It is true that natural disasters, the brutality of powerful people, illness, the death of a loved one can all turn our lives upside down, triggering us to lose confidence in ourselves and trust in God. Today’s parable is a reminder that God’s patience, mercy and encouragement will never leave us; that God will always offer us opportunity for transformation of mind and heart. Today’s first reading from Exodus illustrates how God found a way into the heart of Moses when, as a wanted criminal, he was forced into hiding. A story I have borrowed from parish pastor and writer William Bausch offers us yet another insight into how even very ordinary happenings can contribute to transforming our lives:
A taxi driver received a call to a run-down neighbourhood.
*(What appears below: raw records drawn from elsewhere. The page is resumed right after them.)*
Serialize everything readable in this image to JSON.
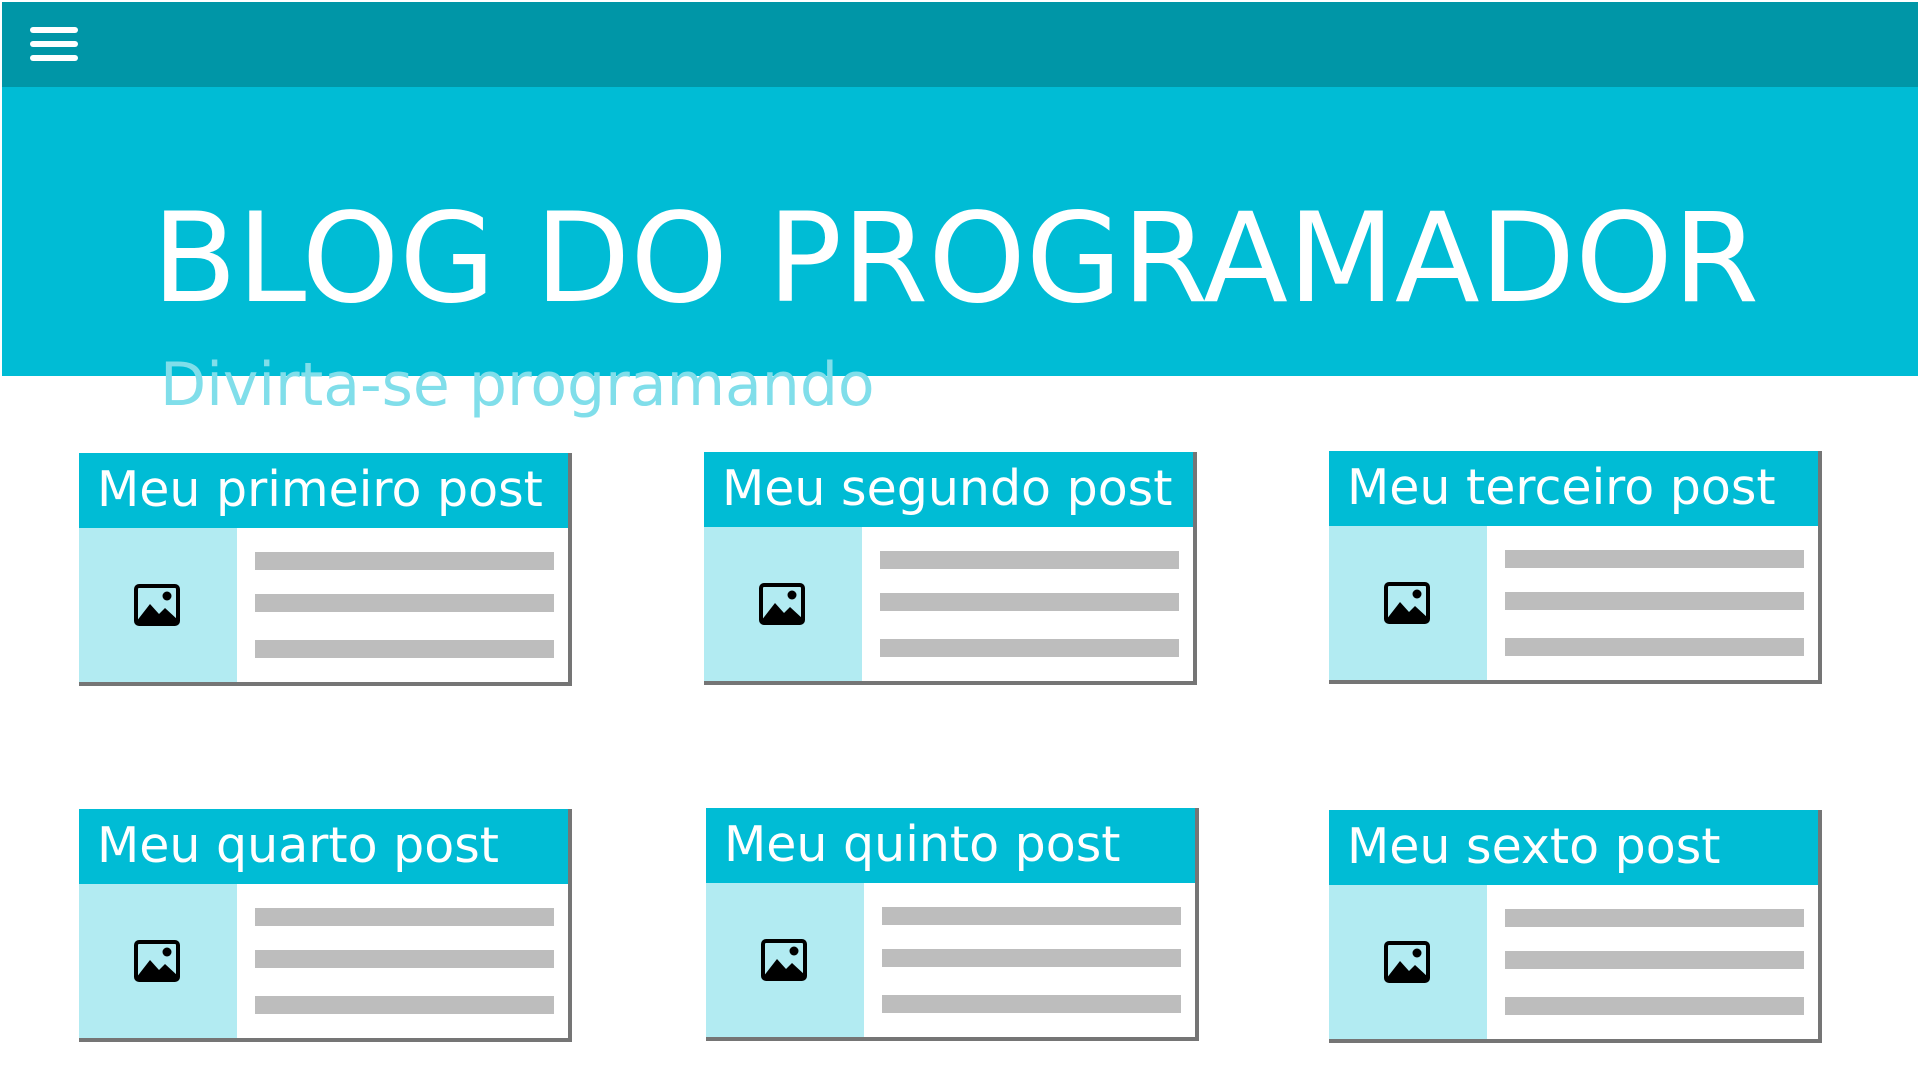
{
  "header": {
    "menu_icon": "hamburger-menu-icon",
    "title": "BLOG DO PROGRAMADOR",
    "subtitle": "Divirta-se programando"
  },
  "colors": {
    "topbar": "#0096a7",
    "hero": "#00bcd5",
    "subtitle": "#80deea",
    "thumb_bg": "#b2ebf2",
    "placeholder_line": "#bdbdbd",
    "card_shadow": "#757575"
  },
  "posts": [
    {
      "title": "Meu primeiro post",
      "thumbnail_icon": "image-icon"
    },
    {
      "title": "Meu segundo post",
      "thumbnail_icon": "image-icon"
    },
    {
      "title": "Meu terceiro post",
      "thumbnail_icon": "image-icon"
    },
    {
      "title": "Meu quarto post",
      "thumbnail_icon": "image-icon"
    },
    {
      "title": "Meu quinto post",
      "thumbnail_icon": "image-icon"
    },
    {
      "title": "Meu sexto post",
      "thumbnail_icon": "image-icon"
    }
  ]
}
As it was around 2.30 am, he was tempted to honk the horn, wait a few moments and then drive off. Over the years, however, he had encountered many people for whom taxis were their only means of transportation. So, he got out of his cab, walked to the door and knocked. A tiny, elderly woman emerged, struggling with a small suitcase. “Would you carry my bag to the car?”, she asked. This he willingly did, and returned to help his passenger into the cab. When they were settled, she gave the driver an address and asked: “Can you go via the downtown area?” “It’s not the shortest way, you know”, he replied. “I don’t mind”, she said. “I’m in no hurry. I’m on my way to a hospice. I don’t have any family left. Besides, the doctor says I don’t have very long.” At that, the driver reached over quietly and shut off the meter.
For the next two hours, they drove around the city. She showed him where she had once worked as an elevator operator. They stopped outside the house where she and her husband had lived just after they were married, and then in front of a furniture warehouse that had been a ballroom where she had gone dancing as a girl. As the dawn was breaking, she announced: “I’m tired now. So, we had better go.” When they reached the convalescent home, two orderlies hurried out to collect her, while the cab driver followed up with her case.
“How much do I owe you?”, she asked, reaching for her purse. “Nothing”, he replied. “You have to make a living”, she protested. “There’ll be other passengers”, he said. And almost without thinking, he bent down and gave her a hug. She held him tightly. “You gave an old woman a little moment of joy,“ she said. “Thank you.” He squeezed her hand and walked into the dim morning light. Behind him a door shut. It was the sound of the closing of a life.
The taxi driver finishes this story in his own words: “I didn’t pick up any more passengers that shift. I drove around aimlessly, lost in thought. For the rest of the day, I was lost for words. What might have happened if she had gotten a driver who was impatient to finish his shift? What if I had refused to drive her downtown? As I reflect on it, I don’t think I have done anything more important in my life”. Then he added: “We’re conditioned to think that our lives revolve around great moments. But truly great moments often catch us unaware, beautifully wrapped in what others see as only plain.”
The aim of Lent is to open ourselves to a change of mind and heart, to transformation. It’s a succession of unspectacular acts of kindness that will take us there.